A similar increase has occurred among graduate students at CU Anschutz. In 2006, students of color accounted for 12 percent of the student population. By 2015, the share of underrepresented students increased to 20 percent, more than doubling the number of students in 2006.  These results are due to the efforts being made university-wide to enhance diversity in every school and college. For the CU School of Medicine, an ambitious diversity plan was adopted in 2015 that will continue to foster a climate and culture of diversity on campus. This year, new initiatives are already underway. Dr. Zimmer said, “initiatives this year include training in the impact of unconscious bias in the classroom, in our admissions and recruitment practices, focusing on strategies to decrease the impact of these biases by first recognizing them and then deliberately avoiding the influence they have on our processes and environment.”

These institutional efforts pair with private philanthropic contributions such as the establishment of the Ruth Fuller, MD, Fund in Psychiatry to inspire and foster diversity in the CU School of Medicine. When fully funded, the Ruth Fuller Fund will bring speakers to campus to highlight the continued accomplishments of women in medicine. 

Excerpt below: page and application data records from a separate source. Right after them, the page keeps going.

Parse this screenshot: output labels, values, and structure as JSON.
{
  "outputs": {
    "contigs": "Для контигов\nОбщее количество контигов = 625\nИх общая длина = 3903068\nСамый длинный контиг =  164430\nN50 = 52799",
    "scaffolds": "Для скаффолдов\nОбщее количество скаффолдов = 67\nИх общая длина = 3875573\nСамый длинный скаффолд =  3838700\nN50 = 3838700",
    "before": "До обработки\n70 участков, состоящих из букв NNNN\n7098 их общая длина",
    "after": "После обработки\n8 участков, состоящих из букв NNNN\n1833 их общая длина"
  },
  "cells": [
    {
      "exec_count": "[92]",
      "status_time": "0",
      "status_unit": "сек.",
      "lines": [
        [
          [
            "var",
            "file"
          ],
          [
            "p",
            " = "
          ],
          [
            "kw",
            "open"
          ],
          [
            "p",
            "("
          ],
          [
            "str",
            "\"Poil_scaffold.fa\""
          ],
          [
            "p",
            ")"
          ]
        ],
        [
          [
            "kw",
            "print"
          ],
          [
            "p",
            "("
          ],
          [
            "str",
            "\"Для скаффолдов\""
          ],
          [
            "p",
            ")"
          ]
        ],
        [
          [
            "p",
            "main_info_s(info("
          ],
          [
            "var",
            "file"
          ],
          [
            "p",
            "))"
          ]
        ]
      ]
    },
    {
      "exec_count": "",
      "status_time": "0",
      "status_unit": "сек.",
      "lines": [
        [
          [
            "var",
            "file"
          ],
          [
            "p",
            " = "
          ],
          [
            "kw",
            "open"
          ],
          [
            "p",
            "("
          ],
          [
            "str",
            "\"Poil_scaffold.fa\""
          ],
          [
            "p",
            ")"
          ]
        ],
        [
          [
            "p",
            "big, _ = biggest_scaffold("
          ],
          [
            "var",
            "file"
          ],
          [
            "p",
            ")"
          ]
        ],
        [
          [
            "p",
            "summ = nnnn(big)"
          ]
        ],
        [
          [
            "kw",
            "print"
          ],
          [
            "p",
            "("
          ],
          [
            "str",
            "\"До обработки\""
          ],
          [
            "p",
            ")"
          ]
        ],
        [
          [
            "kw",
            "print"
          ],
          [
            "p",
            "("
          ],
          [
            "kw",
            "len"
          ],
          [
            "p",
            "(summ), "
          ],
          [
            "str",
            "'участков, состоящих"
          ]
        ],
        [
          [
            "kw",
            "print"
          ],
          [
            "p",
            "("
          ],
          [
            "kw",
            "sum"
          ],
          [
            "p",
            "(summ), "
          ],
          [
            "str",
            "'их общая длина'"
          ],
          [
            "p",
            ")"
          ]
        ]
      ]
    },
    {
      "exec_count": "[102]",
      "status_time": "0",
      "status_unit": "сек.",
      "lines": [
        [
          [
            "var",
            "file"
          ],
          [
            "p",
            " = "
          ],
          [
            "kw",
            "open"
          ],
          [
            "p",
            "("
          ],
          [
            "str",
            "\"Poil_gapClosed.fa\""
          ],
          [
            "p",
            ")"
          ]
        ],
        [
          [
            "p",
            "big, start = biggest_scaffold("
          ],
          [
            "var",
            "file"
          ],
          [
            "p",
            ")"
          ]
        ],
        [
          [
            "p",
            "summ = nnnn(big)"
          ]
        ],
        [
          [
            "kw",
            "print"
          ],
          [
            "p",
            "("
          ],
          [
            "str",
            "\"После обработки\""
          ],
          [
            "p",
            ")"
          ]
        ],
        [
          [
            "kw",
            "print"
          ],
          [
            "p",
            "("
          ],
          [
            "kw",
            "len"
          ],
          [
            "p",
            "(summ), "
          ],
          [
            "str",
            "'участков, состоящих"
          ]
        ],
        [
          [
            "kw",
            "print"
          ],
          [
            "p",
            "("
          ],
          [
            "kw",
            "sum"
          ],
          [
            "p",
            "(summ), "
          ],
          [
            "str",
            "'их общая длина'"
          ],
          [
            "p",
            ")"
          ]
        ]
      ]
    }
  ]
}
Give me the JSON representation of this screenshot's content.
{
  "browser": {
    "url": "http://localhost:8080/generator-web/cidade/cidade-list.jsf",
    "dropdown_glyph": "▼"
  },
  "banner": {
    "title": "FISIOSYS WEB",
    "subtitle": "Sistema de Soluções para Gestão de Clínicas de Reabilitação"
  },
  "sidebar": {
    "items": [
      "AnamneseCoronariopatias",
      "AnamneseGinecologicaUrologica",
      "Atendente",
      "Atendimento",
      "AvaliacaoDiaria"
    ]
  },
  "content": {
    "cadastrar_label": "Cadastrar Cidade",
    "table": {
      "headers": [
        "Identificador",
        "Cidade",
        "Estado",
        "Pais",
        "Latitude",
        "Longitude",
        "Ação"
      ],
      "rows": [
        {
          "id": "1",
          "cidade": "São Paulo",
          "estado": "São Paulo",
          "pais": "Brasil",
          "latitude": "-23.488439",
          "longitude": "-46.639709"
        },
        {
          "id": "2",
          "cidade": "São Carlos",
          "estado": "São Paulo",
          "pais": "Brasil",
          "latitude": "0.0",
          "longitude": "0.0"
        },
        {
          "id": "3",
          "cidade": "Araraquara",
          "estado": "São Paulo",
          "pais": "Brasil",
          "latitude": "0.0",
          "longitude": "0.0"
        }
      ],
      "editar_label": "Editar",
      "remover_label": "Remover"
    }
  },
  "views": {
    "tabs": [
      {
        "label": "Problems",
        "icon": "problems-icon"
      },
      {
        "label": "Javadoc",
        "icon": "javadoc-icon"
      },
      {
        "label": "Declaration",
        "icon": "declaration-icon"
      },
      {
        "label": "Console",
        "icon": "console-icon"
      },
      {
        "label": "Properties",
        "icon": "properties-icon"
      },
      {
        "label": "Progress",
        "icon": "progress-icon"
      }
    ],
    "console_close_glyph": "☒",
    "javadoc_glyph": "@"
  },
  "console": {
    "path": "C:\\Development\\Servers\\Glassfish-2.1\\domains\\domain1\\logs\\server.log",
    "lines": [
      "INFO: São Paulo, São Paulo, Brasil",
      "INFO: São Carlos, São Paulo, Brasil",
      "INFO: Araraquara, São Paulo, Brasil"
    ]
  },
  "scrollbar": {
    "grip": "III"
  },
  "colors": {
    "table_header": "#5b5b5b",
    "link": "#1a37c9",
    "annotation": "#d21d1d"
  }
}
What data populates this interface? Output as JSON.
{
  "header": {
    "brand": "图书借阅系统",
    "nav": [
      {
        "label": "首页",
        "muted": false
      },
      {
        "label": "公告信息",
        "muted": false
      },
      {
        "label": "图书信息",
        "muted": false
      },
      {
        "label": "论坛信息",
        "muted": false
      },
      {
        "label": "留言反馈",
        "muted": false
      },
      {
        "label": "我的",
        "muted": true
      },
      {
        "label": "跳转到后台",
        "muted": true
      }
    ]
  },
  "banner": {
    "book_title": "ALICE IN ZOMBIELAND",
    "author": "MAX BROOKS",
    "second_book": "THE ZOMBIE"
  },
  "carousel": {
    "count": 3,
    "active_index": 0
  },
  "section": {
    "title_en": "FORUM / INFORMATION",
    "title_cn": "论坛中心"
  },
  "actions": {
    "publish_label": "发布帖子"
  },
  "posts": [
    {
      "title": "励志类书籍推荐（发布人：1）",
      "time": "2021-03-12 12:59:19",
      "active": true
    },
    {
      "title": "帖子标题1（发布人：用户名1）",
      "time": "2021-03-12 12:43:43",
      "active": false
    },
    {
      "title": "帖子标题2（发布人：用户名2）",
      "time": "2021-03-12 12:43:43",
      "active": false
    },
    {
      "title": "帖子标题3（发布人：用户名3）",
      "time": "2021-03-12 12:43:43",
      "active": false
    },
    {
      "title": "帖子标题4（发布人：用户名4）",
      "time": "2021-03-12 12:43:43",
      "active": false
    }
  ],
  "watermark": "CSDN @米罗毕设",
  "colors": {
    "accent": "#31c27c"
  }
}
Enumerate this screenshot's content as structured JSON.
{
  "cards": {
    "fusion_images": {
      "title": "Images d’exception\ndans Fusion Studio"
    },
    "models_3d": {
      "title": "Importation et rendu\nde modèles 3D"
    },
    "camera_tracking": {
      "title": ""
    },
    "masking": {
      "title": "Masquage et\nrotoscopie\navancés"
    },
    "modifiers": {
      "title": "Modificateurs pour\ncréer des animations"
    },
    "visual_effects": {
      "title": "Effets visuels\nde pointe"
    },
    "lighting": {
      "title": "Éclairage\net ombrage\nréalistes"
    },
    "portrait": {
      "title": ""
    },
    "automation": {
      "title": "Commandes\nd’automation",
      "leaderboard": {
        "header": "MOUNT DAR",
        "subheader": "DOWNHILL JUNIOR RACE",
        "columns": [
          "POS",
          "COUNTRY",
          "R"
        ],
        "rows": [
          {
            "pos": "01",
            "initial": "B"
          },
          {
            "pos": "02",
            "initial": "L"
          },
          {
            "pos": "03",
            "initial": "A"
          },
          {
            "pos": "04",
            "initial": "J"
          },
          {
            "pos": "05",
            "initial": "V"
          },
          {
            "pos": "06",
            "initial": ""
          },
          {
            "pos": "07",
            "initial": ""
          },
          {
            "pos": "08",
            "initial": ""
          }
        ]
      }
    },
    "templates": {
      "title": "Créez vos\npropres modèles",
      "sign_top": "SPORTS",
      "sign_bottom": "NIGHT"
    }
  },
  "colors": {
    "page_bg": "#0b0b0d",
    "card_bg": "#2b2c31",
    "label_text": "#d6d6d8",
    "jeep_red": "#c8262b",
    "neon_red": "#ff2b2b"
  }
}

University leaders are confident that focusing on diversity and inclusion is not only the right thing to do, but will propel the university to new heights. Dr. Zimmer said, “We are particularly focused on this commitment because of the potential we have to be the best medical school in the country and consequently provide the most comprehensive, cutting-edge health to the patients we are called to serve.”